The heavier the item you’ll be hauling, the bigger the trailer you may need. Make sure to reference the equipment’s manual and ask the experts for a trailer’s load capacity before purchasing. Like single-axle trailers, you should avoid exceeding the maximum weight limit on a dual-axle rig to avoid accidents, damage to the unit and damage to your vehicle.

Single vs dual axle trailer comparison, view similarities and differences.

Single-Axle and Dual-Axle Similarities

Both a single and tandem-axle trailer can transport a wide range of cargo within their weight limits. You can choose between open or enclosed solutions with both configurations, too. Aside from a few other similarities like required maintenance and customizability, both trailer types require special attention to braking.

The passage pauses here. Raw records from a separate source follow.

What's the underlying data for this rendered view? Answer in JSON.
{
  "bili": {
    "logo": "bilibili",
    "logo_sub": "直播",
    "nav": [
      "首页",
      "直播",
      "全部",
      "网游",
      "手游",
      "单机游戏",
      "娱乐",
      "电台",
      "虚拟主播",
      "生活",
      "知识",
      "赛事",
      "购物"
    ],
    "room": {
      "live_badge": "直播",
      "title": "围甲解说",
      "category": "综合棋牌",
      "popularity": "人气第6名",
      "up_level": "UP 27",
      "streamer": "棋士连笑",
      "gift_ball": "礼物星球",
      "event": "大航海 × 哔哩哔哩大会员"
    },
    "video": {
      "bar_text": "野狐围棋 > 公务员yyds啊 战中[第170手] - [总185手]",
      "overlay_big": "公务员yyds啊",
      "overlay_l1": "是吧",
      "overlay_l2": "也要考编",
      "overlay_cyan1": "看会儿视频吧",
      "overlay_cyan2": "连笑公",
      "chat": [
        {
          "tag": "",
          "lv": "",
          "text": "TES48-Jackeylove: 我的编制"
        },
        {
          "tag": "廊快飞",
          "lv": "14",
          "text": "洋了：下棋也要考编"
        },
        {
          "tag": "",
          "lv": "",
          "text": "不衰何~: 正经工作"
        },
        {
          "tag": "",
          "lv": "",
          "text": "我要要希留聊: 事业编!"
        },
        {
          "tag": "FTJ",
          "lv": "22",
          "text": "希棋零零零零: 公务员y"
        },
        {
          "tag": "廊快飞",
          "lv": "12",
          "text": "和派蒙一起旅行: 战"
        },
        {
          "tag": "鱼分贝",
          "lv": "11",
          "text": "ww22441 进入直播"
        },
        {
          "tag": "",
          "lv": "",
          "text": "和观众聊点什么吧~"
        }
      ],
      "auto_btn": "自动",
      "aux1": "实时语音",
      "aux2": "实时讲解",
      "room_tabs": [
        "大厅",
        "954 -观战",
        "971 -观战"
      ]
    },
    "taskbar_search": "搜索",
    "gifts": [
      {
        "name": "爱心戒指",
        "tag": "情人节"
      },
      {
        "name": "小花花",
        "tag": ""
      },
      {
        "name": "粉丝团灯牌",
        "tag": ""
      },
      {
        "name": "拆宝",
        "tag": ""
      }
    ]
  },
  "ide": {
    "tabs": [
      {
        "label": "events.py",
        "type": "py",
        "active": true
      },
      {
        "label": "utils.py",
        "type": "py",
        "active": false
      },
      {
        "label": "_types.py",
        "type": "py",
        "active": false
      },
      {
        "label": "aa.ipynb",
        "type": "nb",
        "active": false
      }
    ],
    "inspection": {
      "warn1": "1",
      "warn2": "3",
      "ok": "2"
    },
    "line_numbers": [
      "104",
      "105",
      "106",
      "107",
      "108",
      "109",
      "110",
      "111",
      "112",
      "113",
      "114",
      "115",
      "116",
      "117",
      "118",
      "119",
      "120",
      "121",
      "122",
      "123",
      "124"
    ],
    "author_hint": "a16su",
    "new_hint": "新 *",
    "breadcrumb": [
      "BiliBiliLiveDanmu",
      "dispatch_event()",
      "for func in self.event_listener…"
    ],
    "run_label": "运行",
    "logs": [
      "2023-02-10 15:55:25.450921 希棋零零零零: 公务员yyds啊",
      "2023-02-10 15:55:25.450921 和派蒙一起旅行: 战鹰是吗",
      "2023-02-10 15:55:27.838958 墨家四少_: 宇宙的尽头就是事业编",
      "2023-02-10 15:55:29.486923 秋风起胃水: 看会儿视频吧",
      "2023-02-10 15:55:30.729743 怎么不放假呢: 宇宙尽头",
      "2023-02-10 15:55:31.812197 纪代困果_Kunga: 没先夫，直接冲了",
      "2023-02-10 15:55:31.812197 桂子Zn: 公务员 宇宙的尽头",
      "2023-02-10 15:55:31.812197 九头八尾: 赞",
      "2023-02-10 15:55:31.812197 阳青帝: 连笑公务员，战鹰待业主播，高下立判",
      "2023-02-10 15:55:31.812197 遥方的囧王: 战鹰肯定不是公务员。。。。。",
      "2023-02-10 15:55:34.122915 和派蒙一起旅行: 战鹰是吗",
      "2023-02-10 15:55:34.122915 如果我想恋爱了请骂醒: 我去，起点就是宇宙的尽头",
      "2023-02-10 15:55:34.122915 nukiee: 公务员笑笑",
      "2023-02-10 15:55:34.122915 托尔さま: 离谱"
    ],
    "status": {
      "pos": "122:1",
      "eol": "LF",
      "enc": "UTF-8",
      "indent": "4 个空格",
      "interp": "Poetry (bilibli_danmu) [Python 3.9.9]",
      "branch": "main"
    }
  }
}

Hauling a trailer of any size increases the stopping distance of your entire rig. Once you attach a trailer to your truck, SUV or another vehicle, you need more time and distance to come to a complete halt. Braking with added weight behind you also wears out your vehicle’s brakes faster.

Talk to a professional to figure out what kind of brakes may work best for your trailer size and driving experience.

Single-Axle and Dual-Axle Differences

Single- and dual-axle units have the same purpose: hauling cargo safely. However, the differences are what you want to focus on when deciding which matches your expectations. Three main differences to examine include the gross combined weight rating, the tongue weight and the hitches.

1. Gross Combined Weight Rating

Weight is an important variable when considering trailer types. In addition to a trailer’s payload capacity, you should consider your setup’s gross combined weight rating (GCWR). This term refers to the total combined weight your setup can handle safely.

To calculate a potential GCWR, add the following values:

  • The weight of your towing vehicle
  • The weight of any vehicle occupants or luggage
  • The weight of the loaded trailer

You can check your calculated GCWR against the number given by your vehicle manufacturer to ensure you are within a safe range. The GCWR of a single-axle trailer will be less than a heavy-duty tandem-axle. Staying within your GCWR can help make sure your towing and braking are effective and safe.

2. Tongue Weight

When comparing the two configurations, you’ll also want to consider tongue weight. Tongue weight describes how much of the load is on the hitch. Between 5% and 15% of the trailer weight should rest on the hitch. If you undershoot this weight, the joint may sway more than usual. If there’s too much pressure on the hitch, steering may become more difficult.

Calculating your tongue weight may look different depending on whether you have a single- or dual-axle trailer. For example, you may be able to prop a standard bathroom scale on a cinder block to measure the tongue weight on a single-axle rig. You may need to purchase a specific tongue weight scale to measure the weight on a dual-axle trailer.

3. Hitches

Single- and dual-axle configurations require properly sized hitch balls. The size of the trailer corresponds to the size of the ball — so a more compact rig will need a smaller hitch, and a larger trailer will need one that matches its size. An ill-fitting hitch ball could cause your trailer to detach while driving.

Which Trailer Is Best for Your Operations?

The best trailer for your operation depends on how much weight you’re pulling, the maneuverability you need, the type of towing vehicle you have and your budget. Before you invest in a trailer, be sure to calculate the weight of what you’ll be pulling and check how much your truck can handle. If you think you may be hauling heavier weight in the future, it may be wise to select a larger trailer that can grow with you. If you commonly tow items within a smaller weight range, compact, single-axles are a good option.

Trust All Pro Trailer Superstore for Your Trailer Solutions

If you’re unsure which trailer configuration best suits your application, you can rely on our team of experts for support. We’ll partner with you and learn about your situation to narrow down an optimal make, model and size of trailer from our wide selection. In addition to our new and used single- and dual-axle trailers, we also offer repairs, finance support, customization, inspection and a range of other services.

Take a look at our trailer inventory or talk to a Trailer Superstore rep for help today.